Hackers can use the information from the breach to determine who else in government to attack with malware, and how.
“I would expect to see more spear phishing attacks,” said Heritage Foundation research associate for homeland security and cybersecurity Riley Walters.
Once malware is in a government network, a hacker can access, delete or degrade files – a process where a hacker will slowly alter information to avoid raising alarm, according to Tews.
“It’s probably not economic damage they want to do,” Tews said. “It’s probably espionage.”
“They’re going to try to use the information any way they can,” Walters said. “The information is just another tool for how people can take advantage of other people.”
Government agencies, including the U.S. Office of Personnel Management and the U.S. Postal Service, both of which were breached in the last year, often don’t train their employees to detect spear phishing, despite warnings from their inspectors general, TheDCNF previously reported.
“It’s the same thing you saw in the OPM and Post Office breaches,” Tews said.
Federal officials’ decision to access Ashley Madison with government technology increases the risk that an employee would click on malware, according to Institute for Critical Infrastructure Technology senior fellow James Scott.
“Obviously they’re careless, obviously they have ethical issues,” Scott said.
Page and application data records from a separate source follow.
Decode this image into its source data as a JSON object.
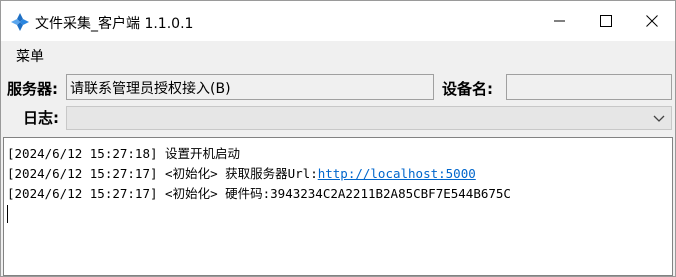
{
  "window": {
    "title": "文件采集_客户端 1.1.0.1"
  },
  "menu": {
    "items": [
      "菜单"
    ]
  },
  "form": {
    "server_label": "服务器:",
    "server_value": "请联系管理员授权接入(B)",
    "device_label": "设备名:",
    "device_value": "",
    "log_label": "日志:",
    "log_selected": ""
  },
  "log": {
    "lines": [
      {
        "prefix": "[2024/6/12 15:27:18] 设置开机启动",
        "link": ""
      },
      {
        "prefix": "[2024/6/12 15:27:17] <初始化> 获取服务器Url:",
        "link": "http://localhost:5000"
      },
      {
        "prefix": "[2024/6/12 15:27:17] <初始化> 硬件码:3943234C2A2211B2A85CBF7E544B675C",
        "link": ""
      }
    ]
  },
  "icons": {
    "app": "app-logo-icon",
    "minimize": "minimize-icon",
    "maximize": "maximize-icon",
    "close": "close-icon",
    "dropdown": "chevron-down-icon"
  },
  "colors": {
    "link": "#0066cc",
    "titlebar": "#ffffff",
    "window_bg": "#f0f0f0"
  }
}
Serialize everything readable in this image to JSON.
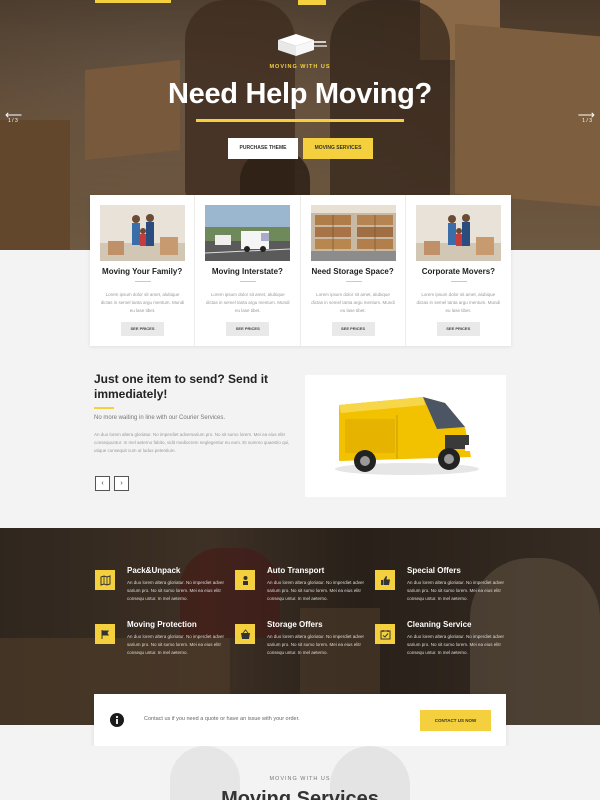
{
  "hero": {
    "eyebrow": "MOVING WITH US",
    "title": "Need Help Moving?",
    "purchase_label": "PURCHASE THEME",
    "services_label": "MOVING SERVICES",
    "slide_left": "1 / 3",
    "slide_right": "1 / 3",
    "arrow_left": "⟵",
    "arrow_right": "⟶"
  },
  "cards": [
    {
      "title": "Moving Your Family?",
      "text": "Lorem ipsum dolor sit amet, alubique dictas in semel tanta argu mentum. Mundi eu lase tibet.",
      "button": "SEE PRICES",
      "image": "family-with-boxes"
    },
    {
      "title": "Moving Interstate?",
      "text": "Lorem ipsum dolor sit amet, alubique dictas in semel tanta argu mentum. Mundi eu lase tibet.",
      "button": "SEE PRICES",
      "image": "vans-on-highway"
    },
    {
      "title": "Need Storage Space?",
      "text": "Lorem ipsum dolor sit amet, alubique dictas in semel tanta argu mentum. Mundi eu lase tibet.",
      "button": "SEE PRICES",
      "image": "warehouse-shelves"
    },
    {
      "title": "Corporate Movers?",
      "text": "Lorem ipsum dolor sit amet, alubique dictas in semel tanta argu mentum. Mundi eu lase tibet.",
      "button": "SEE PRICES",
      "image": "family-with-boxes"
    }
  ],
  "section2": {
    "title": "Just one item to send? Send it immediately!",
    "subtitle": "No more waiting in line with our Courier Services.",
    "body": "An duo lorem altera gloriatur. No imperdiet adversarium pro. No sit sumo lorem. Mei ea eius elitr consequuntur. In mel aeterno fabito, vidit mediocrem neglegentur eu eum. Et summo quaestio qui, utique consequit cum ut ludus petentium.",
    "prev_label": "‹",
    "next_label": "›"
  },
  "services": [
    {
      "title": "Pack&Unpack",
      "text": "An duo lorem altera gloriatur. No imperdiet adver sarium pro. No sit sumo lorem. Mei ea eius elitr consequ untur. In mel aeterno.",
      "icon": "map-icon"
    },
    {
      "title": "Auto Transport",
      "text": "An duo lorem altera gloriatur. No imperdiet adver sarium pro. No sit sumo lorem. Mei ea eius elitr consequ untur. In mel aeterno.",
      "icon": "person-icon"
    },
    {
      "title": "Special Offers",
      "text": "An duo lorem altera gloriatur. No imperdiet adver sarium pro. No sit sumo lorem. Mei ea eius elitr consequ untur. In mel aeterno.",
      "icon": "thumbs-up-icon"
    },
    {
      "title": "Moving Protection",
      "text": "An duo lorem altera gloriatur. No imperdiet adver sarium pro. No sit sumo lorem. Mei ea eius elitr consequ untur. In mel aeterno.",
      "icon": "flag-icon"
    },
    {
      "title": "Storage Offers",
      "text": "An duo lorem altera gloriatur. No imperdiet adver sarium pro. No sit sumo lorem. Mei ea eius elitr consequ untur. In mel aeterno.",
      "icon": "basket-icon"
    },
    {
      "title": "Cleaning Service",
      "text": "An duo lorem altera gloriatur. No imperdiet adver sarium pro. No sit sumo lorem. Mei ea eius elitr consequ untur. In mel aeterno.",
      "icon": "calendar-check-icon"
    }
  ],
  "contact": {
    "text": "Contact us if you need a quote or have an issue with your order.",
    "button": "CONTACT US NOW",
    "icon": "info-icon"
  },
  "bottom": {
    "eyebrow": "MOVING WITH US",
    "title": "Moving Services"
  },
  "colors": {
    "accent": "#f4d03f",
    "text_dark": "#222222",
    "text_muted": "#999999"
  }
}
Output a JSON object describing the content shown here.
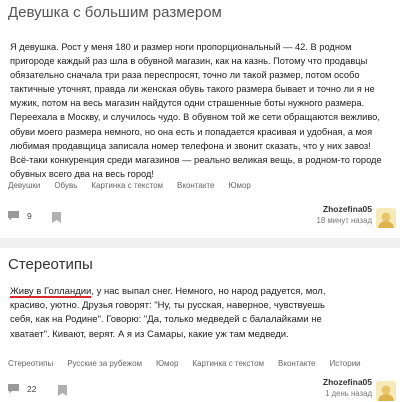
{
  "posts": [
    {
      "title": "Девушка с большим размером",
      "body": "Я девушка. Рост у меня 180 и размер ноги пропорциональный — 42. В родном пригороде каждый раз шла в обувной магазин, как на казнь. Потому что продавцы обязательно сначала три раза переспросят, точно ли такой размер, потом особо тактичные уточнят, правда ли женская обувь такого размера бывает и точно ли я не мужик, потом на весь магазин найдутся одни страшенные боты нужного размера. Переехала в Москву, и случилось чудо. В обувном той же сети обращаются вежливо, обуви моего размера немного, но она есть и попадается красивая и удобная, а моя любимая продавщица записала номер телефона и звонит сказать, что у них завоз! Всё-таки конкуренция среди магазинов — реально великая вещь, в родном-то городе обувных всего два на весь город!",
      "tags": [
        "Девушки",
        "Обувь",
        "Картинка с текстом",
        "Вконтакте",
        "Юмор"
      ],
      "comments": "9",
      "author": "Zhozefina05",
      "time": "18 минут назад"
    },
    {
      "title": "Стереотипы",
      "body_highlight": "Живу в Голландии",
      "body_rest": ", у нас выпал снег. Немного, но народ радуется, мол, красиво, уютно. Друзья говорят: \"Ну, ты русская, наверное, чувствуешь себя, как на Родине\". Говорю: \"Да, только медведей с балалайками не хватает\". Кивают, верят. А я из Самары, какие уж там медведи.",
      "tags": [
        "Стереотипы",
        "Русские за рубежом",
        "Юмор",
        "Картинка с текстом",
        "Вконтакте",
        "Истории"
      ],
      "comments": "22",
      "author": "Zhozefina05",
      "time": "1 день назад"
    }
  ],
  "icons": {
    "comment": "comment-icon",
    "save": "bookmark-icon",
    "avatar": "author-avatar"
  },
  "colors": {
    "highlight_underline": "#d9292e",
    "separator": "#f0f0f0",
    "meta_text": "#666666"
  }
}
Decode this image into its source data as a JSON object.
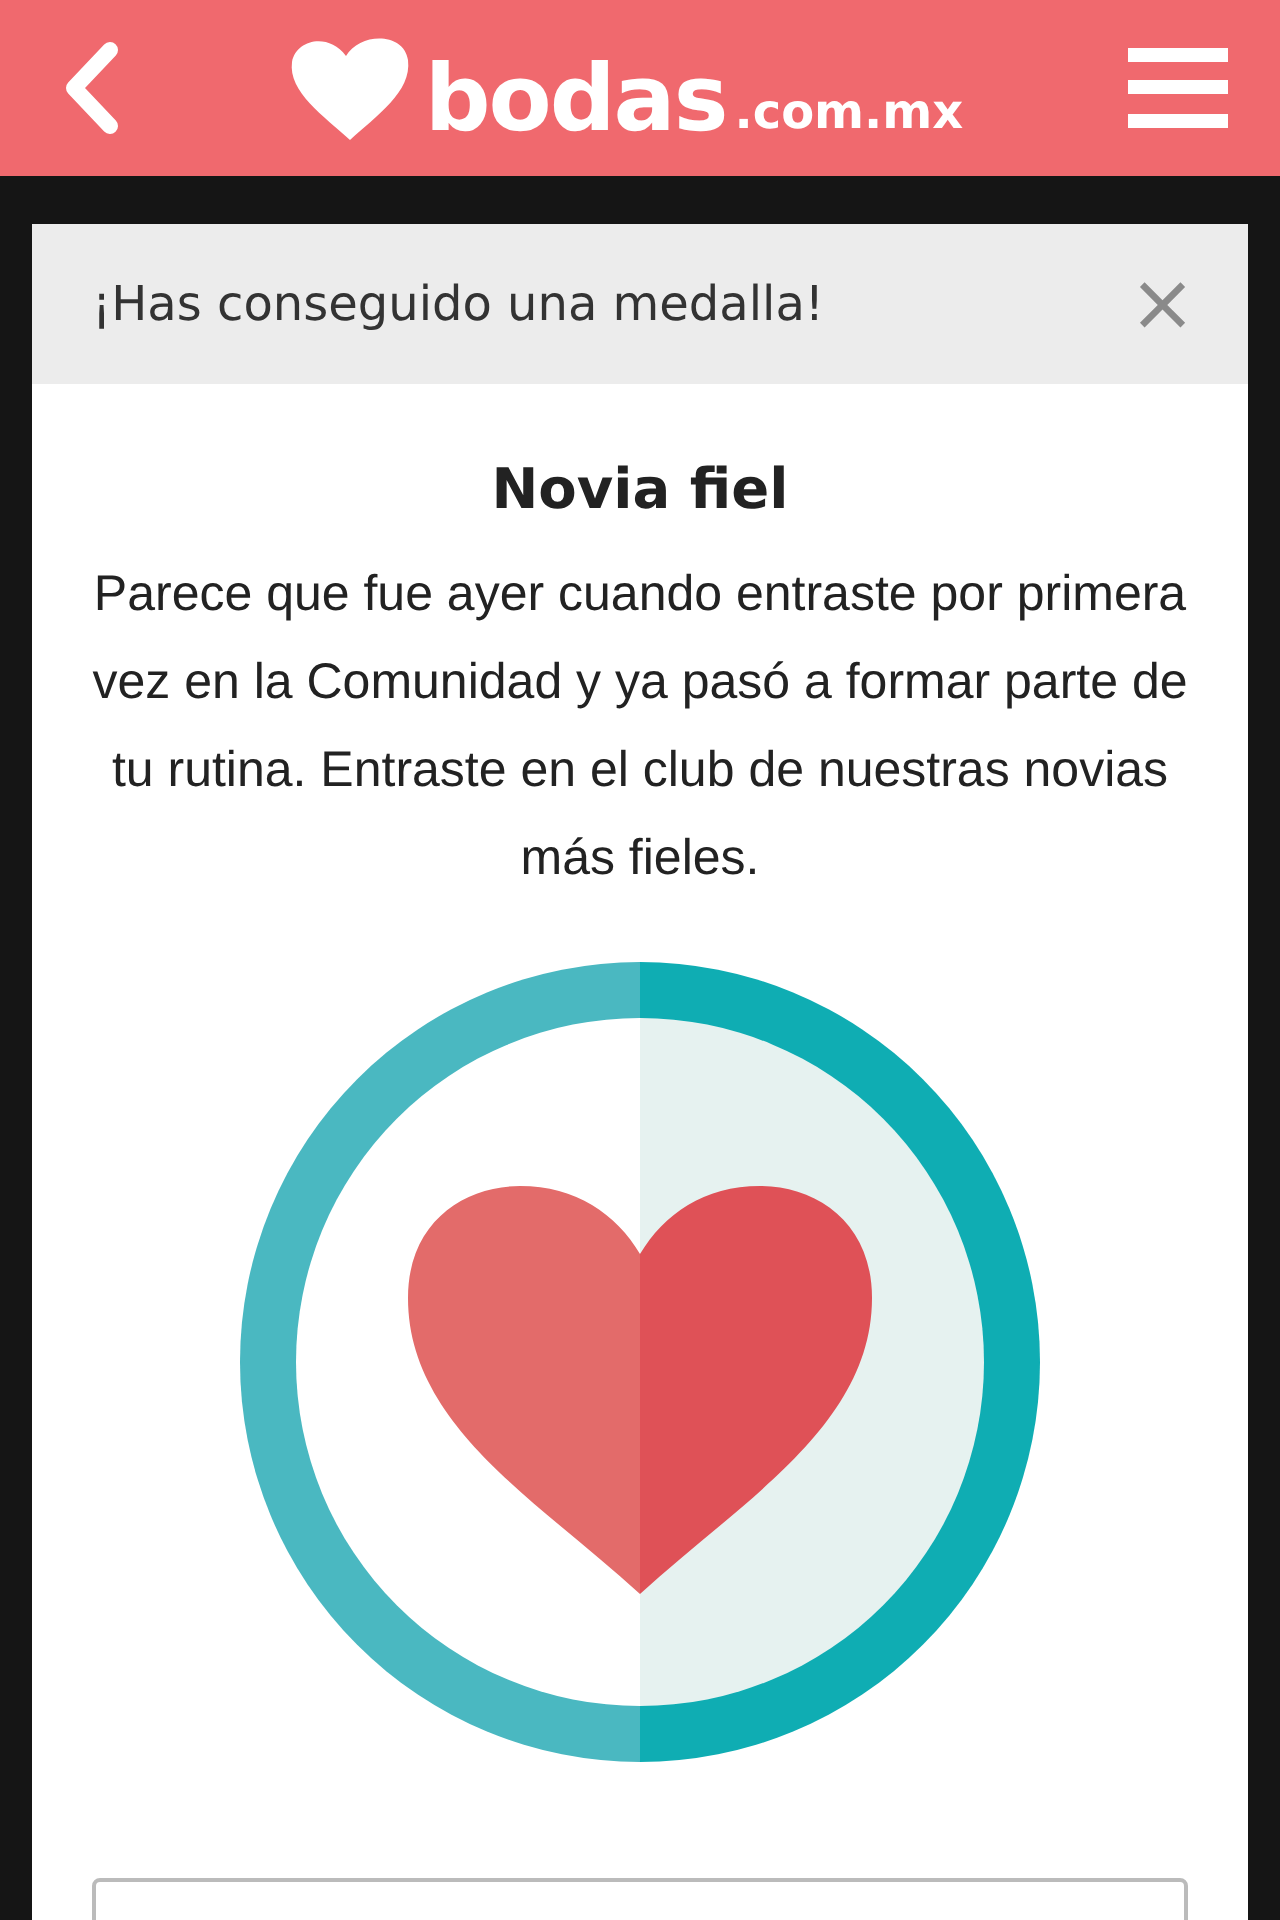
{
  "header": {
    "logo_text": "bodas",
    "logo_suffix": ".com.mx"
  },
  "modal": {
    "title": "¡Has conseguido una medalla!",
    "close": "×",
    "medal_name": "Novia fiel",
    "description": "Parece que fue ayer cuando entraste por primera vez en la Comunidad y ya pasó a formar parte de tu rutina. Entraste en el club de nuestras novias más fieles."
  }
}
He noted that such reckless behavior increased the likelihood that an employee would click on links with red flags, such as messages from clearly phony suitors.
Even if an employee uses their government email from a personal device outside of the office, they still could spread malware to their agency through cloud technology, Tews said.
Likewise, if an employee uses their personal email on a government device, a hacker still could infect the agency’s systems, because malware can sit on the hardware and wait to infect networks later.
“It doesn’t stop on their laptop,” Tews said. “It’s going to spread through the whole system.
Additionally, government servers often “do not have very sophisticated cybersecurity systems set up,” Tews said.
Even if malware only successfully penetrates a rank-and-file bureaucrat’s computer, the entire government agency could be at risk.
A hacker could eventually “peck” their way into deeper and closer guarded systems, Tews said. “If somebody’s really persistent, they’re going to use every angle they can to get into the system.”
And that’s only if the rank-and-file employee has limited access to their agency’s digital network. The Postal Service, for example, gave its employees – and consequently, hackers – much more access to its systems than necessary.